WORK INSTRUCTIONS → All of the records should come back exactly as written.

Data about app and page elements →
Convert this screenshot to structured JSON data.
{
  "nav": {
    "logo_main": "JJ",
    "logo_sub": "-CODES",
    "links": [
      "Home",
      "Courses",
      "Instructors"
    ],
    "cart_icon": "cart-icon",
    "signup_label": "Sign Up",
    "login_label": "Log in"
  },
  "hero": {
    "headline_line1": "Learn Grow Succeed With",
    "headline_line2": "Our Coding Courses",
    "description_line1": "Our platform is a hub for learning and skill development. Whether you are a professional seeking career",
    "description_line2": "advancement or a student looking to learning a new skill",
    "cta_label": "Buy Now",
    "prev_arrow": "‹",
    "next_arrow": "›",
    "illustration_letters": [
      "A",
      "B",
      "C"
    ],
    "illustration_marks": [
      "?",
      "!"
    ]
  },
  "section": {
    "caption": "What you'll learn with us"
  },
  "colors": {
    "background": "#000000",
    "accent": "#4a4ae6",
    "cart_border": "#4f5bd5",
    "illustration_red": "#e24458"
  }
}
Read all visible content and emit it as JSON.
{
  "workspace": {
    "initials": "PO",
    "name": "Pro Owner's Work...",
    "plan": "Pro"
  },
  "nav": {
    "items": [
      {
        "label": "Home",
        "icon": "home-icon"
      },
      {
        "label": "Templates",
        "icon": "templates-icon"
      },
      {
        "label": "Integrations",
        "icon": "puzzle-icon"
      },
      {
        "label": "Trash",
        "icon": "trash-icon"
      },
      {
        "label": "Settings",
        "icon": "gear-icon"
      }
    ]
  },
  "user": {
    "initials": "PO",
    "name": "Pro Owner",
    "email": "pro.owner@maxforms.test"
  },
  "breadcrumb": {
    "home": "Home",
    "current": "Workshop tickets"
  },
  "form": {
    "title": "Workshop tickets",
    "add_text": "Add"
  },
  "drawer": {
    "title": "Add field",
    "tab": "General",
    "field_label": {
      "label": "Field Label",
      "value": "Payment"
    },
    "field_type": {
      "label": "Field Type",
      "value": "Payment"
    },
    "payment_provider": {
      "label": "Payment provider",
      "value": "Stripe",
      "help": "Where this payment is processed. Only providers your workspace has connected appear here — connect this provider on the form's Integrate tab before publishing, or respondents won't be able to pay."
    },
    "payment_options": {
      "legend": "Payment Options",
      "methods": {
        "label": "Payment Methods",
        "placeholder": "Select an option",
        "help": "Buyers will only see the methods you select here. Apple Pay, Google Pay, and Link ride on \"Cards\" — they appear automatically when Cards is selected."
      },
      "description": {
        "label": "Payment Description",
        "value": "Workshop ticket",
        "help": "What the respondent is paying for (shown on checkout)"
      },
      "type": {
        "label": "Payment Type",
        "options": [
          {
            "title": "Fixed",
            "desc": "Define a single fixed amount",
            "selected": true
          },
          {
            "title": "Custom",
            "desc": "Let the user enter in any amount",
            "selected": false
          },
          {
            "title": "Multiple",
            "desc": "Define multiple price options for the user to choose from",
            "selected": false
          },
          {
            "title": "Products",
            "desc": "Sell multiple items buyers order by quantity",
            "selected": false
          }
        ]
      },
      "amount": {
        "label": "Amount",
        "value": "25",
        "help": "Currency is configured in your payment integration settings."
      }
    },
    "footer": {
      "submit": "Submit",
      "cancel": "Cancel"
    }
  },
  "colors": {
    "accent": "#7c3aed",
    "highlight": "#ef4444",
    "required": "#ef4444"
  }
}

ANSWER TO THIS PROBLEM →
Convert this screenshot to structured JSON data.
{
  "nav": {
    "logo_main": "JJ",
    "logo_sub": "-CODES",
    "links": [
      "Home",
      "Courses",
      "Instructors"
    ],
    "cart_icon": "cart-icon",
    "signup_label": "Sign Up",
    "login_label": "Log in"
  },
  "hero": {
    "headline_line1": "Learn Grow Succeed With",
    "headline_line2": "Our Coding Courses",
    "description_line1": "Our platform is a hub for learning and skill development. Whether you are a professional seeking career",
    "description_line2": "advancement or a student looking to learning a new skill",
    "cta_label": "Buy Now",
    "prev_arrow": "‹",
    "next_arrow": "›",
    "illustration_letters": [
      "A",
      "B",
      "C"
    ],
    "illustration_marks": [
      "?",
      "!"
    ]
  },
  "section": {
    "caption": "What you'll learn with us"
  },
  "colors": {
    "background": "#000000",
    "accent": "#4a4ae6",
    "cart_border": "#4f5bd5",
    "illustration_red": "#e24458"
  }
}
Read all visible content and emit it as JSON.
{
  "workspace": {
    "initials": "PO",
    "name": "Pro Owner's Work...",
    "plan": "Pro"
  },
  "nav": {
    "items": [
      {
        "label": "Home",
        "icon": "home-icon"
      },
      {
        "label": "Templates",
        "icon": "templates-icon"
      },
      {
        "label": "Integrations",
        "icon": "puzzle-icon"
      },
      {
        "label": "Trash",
        "icon": "trash-icon"
      },
      {
        "label": "Settings",
        "icon": "gear-icon"
      }
    ]
  },
  "user": {
    "initials": "PO",
    "name": "Pro Owner",
    "email": "pro.owner@maxforms.test"
  },
  "breadcrumb": {
    "home": "Home",
    "current": "Workshop tickets"
  },
  "form": {
    "title": "Workshop tickets",
    "add_text": "Add"
  },
  "drawer": {
    "title": "Add field",
    "tab": "General",
    "field_label": {
      "label": "Field Label",
      "value": "Payment"
    },
    "field_type": {
      "label": "Field Type",
      "value": "Payment"
    },
    "payment_provider": {
      "label": "Payment provider",
      "value": "Stripe",
      "help": "Where this payment is processed. Only providers your workspace has connected appear here — connect this provider on the form's Integrate tab before publishing, or respondents won't be able to pay."
    },
    "payment_options": {
      "legend": "Payment Options",
      "methods": {
        "label": "Payment Methods",
        "placeholder": "Select an option",
        "help": "Buyers will only see the methods you select here. Apple Pay, Google Pay, and Link ride on \"Cards\" — they appear automatically when Cards is selected."
      },
      "description": {
        "label": "Payment Description",
        "value": "Workshop ticket",
        "help": "What the respondent is paying for (shown on checkout)"
      },
      "type": {
        "label": "Payment Type",
        "options": [
          {
            "title": "Fixed",
            "desc": "Define a single fixed amount",
            "selected": true
          },
          {
            "title": "Custom",
            "desc": "Let the user enter in any amount",
            "selected": false
          },
          {
            "title": "Multiple",
            "desc": "Define multiple price options for the user to choose from",
            "selected": false
          },
          {
            "title": "Products",
            "desc": "Sell multiple items buyers order by quantity",
            "selected": false
          }
        ]
      },
      "amount": {
        "label": "Amount",
        "value": "25",
        "help": "Currency is configured in your payment integration settings."
      }
    },
    "footer": {
      "submit": "Submit",
      "cancel": "Cancel"
    }
  },
  "colors": {
    "accent": "#7c3aed",
    "highlight": "#ef4444",
    "required": "#ef4444"
  }
}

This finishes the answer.